For defendants' final point, we return to the question of counsel fees, this time in the context of the Law Division's award of such fees to Newport on its unsuccessful claim for delay damages. As we noted earlier, R. 4:42-9(a) states the general rule that "no fee for legal services shall be allowed in the taxed costs or otherwise . . . ." The Rule provides eight exceptions. R. 4:42-9(a)(1) to (8). It is undisputed that none of these exceptions is applicable in the present case. We add that R. 1:10-3 (formerly R. 1:10-5), which pertains to enforcement of litigant's rights, permits a court "in its discretion [to] make an allowance for counsel fees . . . to a party accorded relief.. . ." We have underscored the phrase "party accorded relief" because it clearly confines the right to award counsel fees to "successful movant[s]." Pressler, Current N.J. Court Rules, comment on R. 1:10-3 (1996). New Jersey's general prohibition against the award of counsel fees "was adopted to eliminate the abuses of the pre-1948 chancery practice of granting excessive fees to favored members of the bar." Satellite Gateway Communications v. Musi Dining Car Co.,110 N.J. 280, 285, 540 A.2d 1267 (1988). Although the original source rule was adopted in 1947 and has been modified on numerous occasions, its basic approach and philosophy remain the same. Ibid.; see also State, Dep't of Envtl. Protection v. Ventron Corp.,94 N.J. 473, 504 (1983); Right to Choose v. Byrne,91 N.J. 287, 316, 450 A.2d 925 (1982); Gerhardt v. Continental Ins. Cos.,48 N.J. at 301. We need not determine whether the courts have the inherent power to award fees, and if so, the parameters of such authority. See Red Devil Tools v. Tip Top Brush Co.,50 N.J. 563, 574-76, 236 A.2d 861 (1967); Oliviero v. Porter Hayden Co.,241 N.J. Super. 381, 387, 575 A.2d 50 (App. Div. 1990). Assuming such authority exists, we find that no "inJustice would occur if counsel fees [were] not awarded in this action." Satellite Gateway Communications v. Musi Dining Car Co.,110 N.J. at 288. We thus adhere to the general rule barring the award of attorneys' fees.

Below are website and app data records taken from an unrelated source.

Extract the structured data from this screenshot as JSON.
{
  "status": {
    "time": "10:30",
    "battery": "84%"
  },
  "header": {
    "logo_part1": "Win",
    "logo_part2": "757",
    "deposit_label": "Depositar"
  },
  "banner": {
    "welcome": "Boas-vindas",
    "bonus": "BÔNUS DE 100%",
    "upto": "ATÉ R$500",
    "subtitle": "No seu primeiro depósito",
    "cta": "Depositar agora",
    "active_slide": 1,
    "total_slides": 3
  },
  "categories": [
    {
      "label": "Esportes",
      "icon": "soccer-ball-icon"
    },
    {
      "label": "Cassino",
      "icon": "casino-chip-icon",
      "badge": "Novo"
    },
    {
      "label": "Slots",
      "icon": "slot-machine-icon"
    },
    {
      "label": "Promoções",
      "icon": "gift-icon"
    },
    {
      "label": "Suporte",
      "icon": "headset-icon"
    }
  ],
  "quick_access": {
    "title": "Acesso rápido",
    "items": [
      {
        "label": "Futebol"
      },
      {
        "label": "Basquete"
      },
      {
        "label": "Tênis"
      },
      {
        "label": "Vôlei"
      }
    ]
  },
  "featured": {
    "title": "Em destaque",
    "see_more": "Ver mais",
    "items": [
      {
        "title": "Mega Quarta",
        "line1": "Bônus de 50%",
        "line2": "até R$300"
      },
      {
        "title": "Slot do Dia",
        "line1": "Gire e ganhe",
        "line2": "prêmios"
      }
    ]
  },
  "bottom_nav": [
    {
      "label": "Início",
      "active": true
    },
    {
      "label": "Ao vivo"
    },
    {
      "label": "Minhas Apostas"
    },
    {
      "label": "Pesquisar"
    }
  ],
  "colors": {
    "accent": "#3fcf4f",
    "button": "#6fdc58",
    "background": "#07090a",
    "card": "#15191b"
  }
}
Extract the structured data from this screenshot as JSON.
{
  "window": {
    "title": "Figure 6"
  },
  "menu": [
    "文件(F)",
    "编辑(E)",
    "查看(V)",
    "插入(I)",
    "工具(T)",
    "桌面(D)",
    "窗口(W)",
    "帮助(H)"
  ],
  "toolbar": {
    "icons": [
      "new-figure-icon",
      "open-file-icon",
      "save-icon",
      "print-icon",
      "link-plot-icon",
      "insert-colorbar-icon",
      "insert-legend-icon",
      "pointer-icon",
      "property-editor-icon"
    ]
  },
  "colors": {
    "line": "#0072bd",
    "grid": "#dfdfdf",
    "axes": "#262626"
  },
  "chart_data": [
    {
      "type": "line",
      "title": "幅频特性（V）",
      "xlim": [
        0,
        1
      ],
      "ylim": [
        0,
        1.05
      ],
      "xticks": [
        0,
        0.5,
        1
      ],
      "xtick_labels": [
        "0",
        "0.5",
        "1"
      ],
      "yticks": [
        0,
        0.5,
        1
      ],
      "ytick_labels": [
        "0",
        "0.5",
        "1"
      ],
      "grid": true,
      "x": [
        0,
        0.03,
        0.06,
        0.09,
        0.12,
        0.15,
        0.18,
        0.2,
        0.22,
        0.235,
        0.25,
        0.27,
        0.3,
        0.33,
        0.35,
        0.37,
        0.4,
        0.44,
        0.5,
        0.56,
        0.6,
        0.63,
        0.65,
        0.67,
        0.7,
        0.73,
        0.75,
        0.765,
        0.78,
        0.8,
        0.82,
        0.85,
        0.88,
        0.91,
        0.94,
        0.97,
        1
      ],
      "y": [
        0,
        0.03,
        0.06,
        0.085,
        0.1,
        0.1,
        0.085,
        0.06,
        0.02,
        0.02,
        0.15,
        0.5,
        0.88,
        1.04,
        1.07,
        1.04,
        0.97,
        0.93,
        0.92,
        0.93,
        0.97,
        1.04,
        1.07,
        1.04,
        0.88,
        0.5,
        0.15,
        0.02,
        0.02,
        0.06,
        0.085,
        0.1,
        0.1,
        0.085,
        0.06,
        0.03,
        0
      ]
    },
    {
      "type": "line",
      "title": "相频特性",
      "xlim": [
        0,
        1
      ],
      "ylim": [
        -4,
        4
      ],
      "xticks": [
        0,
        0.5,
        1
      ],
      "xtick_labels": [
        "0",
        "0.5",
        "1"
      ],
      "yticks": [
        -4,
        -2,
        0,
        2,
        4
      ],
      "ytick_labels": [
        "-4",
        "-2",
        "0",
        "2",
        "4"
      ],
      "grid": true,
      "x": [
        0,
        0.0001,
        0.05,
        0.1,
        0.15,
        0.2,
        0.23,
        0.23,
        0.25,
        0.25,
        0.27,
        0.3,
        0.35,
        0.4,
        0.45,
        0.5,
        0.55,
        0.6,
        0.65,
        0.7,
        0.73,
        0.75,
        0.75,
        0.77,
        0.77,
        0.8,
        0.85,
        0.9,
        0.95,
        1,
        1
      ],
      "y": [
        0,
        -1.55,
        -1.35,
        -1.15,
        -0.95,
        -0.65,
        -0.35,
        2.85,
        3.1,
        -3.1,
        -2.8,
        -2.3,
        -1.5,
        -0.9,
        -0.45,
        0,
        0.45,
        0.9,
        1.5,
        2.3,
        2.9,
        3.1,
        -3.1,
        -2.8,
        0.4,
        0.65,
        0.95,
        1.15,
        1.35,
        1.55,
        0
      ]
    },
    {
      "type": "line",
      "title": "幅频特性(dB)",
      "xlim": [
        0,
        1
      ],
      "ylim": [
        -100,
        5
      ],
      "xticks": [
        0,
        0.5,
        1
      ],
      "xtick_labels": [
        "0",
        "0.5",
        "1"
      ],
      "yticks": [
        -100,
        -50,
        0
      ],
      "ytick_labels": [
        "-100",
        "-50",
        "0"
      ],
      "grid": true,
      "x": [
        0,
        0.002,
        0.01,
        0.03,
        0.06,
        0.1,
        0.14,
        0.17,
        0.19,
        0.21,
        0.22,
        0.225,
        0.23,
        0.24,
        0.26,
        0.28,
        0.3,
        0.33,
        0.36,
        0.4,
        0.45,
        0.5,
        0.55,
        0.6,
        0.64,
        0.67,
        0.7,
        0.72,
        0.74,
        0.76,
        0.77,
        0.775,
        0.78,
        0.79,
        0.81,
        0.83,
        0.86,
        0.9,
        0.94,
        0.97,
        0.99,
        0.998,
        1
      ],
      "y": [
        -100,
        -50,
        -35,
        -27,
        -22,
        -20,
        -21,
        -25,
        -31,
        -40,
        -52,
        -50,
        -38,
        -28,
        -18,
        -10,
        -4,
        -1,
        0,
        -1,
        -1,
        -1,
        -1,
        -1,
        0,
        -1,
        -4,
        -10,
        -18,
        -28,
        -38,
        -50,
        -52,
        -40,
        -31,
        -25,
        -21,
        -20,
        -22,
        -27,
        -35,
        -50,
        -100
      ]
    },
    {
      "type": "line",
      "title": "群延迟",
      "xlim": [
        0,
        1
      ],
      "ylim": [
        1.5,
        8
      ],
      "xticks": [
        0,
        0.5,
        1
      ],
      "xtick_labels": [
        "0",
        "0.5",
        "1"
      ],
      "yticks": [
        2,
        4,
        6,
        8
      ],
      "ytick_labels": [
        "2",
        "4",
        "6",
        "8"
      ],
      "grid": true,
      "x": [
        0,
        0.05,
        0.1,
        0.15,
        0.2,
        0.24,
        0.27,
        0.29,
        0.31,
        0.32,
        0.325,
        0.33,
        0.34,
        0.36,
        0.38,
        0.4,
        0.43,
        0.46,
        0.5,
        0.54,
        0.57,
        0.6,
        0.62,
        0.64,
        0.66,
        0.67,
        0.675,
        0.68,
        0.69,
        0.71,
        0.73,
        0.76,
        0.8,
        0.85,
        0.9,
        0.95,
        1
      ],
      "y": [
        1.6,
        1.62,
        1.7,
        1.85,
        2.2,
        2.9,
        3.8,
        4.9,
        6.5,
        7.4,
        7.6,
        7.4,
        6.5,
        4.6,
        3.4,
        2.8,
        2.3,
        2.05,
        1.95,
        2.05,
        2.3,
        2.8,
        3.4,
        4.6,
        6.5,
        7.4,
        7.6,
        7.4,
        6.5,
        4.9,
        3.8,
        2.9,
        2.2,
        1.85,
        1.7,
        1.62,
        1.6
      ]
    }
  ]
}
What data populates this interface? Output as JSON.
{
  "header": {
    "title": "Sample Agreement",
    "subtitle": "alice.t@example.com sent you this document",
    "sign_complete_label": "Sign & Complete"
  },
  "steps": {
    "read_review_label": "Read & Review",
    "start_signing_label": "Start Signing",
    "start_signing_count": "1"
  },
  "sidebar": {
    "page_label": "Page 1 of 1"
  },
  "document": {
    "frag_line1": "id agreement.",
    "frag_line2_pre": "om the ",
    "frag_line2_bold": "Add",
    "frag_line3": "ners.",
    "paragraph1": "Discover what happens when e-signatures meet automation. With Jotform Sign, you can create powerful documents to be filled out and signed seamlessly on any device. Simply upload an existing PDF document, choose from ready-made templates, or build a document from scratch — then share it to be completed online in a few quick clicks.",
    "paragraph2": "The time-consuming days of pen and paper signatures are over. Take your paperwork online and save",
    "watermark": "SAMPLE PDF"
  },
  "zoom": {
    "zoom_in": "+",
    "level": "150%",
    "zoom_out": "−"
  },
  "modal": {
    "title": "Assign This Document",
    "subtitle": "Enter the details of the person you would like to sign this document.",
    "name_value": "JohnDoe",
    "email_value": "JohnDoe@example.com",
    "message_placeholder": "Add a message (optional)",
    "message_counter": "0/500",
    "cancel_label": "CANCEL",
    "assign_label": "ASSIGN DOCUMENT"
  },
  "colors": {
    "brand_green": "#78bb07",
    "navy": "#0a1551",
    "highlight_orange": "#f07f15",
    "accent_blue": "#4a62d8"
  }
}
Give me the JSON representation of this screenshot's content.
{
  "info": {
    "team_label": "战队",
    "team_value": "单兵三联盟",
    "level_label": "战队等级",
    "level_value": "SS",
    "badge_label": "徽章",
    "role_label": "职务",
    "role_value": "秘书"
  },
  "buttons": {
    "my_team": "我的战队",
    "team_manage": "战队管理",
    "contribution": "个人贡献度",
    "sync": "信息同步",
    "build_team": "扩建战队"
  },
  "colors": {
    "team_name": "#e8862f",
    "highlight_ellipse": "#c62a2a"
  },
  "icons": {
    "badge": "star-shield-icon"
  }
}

Accordingly, the order granting counsel fees to Newport is reversed. The remaining judgment and orders appealed from are affirmed.